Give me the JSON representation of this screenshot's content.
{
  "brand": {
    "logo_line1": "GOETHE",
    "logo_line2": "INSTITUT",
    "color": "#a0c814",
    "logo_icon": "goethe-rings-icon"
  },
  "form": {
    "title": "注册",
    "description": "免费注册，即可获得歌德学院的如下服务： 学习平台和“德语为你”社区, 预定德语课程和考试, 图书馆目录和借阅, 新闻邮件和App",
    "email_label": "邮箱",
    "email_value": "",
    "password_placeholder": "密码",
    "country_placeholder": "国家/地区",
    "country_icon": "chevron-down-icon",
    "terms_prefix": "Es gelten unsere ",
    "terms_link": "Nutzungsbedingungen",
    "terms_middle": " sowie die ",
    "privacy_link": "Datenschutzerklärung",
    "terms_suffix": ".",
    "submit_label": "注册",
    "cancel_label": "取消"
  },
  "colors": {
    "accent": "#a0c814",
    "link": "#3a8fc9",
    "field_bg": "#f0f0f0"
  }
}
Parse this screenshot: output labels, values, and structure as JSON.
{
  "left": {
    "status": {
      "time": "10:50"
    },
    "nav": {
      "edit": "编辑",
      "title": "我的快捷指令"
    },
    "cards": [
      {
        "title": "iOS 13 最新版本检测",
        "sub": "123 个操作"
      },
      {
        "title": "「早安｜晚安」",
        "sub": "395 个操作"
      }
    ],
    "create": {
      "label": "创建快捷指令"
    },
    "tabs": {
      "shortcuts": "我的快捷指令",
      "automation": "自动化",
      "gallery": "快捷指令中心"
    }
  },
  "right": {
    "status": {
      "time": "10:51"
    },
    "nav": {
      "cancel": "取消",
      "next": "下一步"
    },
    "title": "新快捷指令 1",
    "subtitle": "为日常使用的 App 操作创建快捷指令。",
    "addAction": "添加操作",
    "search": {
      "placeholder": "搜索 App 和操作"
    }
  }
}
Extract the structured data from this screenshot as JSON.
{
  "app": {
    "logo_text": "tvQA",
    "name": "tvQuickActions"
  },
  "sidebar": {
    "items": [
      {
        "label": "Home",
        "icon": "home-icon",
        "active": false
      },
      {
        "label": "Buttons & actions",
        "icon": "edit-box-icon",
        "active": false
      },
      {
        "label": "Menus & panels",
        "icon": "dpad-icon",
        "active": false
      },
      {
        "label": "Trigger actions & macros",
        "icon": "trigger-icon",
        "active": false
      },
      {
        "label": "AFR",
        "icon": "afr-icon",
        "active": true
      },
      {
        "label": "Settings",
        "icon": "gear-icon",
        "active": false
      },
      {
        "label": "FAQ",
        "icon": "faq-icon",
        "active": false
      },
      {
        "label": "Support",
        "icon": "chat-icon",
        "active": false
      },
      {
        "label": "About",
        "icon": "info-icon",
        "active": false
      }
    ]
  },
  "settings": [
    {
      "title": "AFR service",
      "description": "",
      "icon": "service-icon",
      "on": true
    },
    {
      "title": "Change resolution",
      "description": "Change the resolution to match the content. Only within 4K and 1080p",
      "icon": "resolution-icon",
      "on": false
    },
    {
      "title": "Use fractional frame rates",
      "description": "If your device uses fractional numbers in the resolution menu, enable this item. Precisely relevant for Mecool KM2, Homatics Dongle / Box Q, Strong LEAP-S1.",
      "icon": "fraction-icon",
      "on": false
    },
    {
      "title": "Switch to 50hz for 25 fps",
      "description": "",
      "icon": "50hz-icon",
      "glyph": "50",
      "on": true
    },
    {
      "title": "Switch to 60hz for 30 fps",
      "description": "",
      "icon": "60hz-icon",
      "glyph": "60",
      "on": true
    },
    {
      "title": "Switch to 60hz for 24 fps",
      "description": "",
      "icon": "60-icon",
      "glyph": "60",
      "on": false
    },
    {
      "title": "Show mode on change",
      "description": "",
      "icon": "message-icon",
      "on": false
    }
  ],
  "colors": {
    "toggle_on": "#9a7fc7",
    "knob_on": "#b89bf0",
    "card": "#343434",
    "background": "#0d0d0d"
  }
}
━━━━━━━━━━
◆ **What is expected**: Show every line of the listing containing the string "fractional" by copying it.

◆ **Task output**:
      "title": "Use fractional frame rates",
      "description": "If your device uses fractional numbers in the resolution menu, enable this item. Precisely relevant for Mecool KM2, Homatics Dongle / Box Q, Strong LEAP-S1.",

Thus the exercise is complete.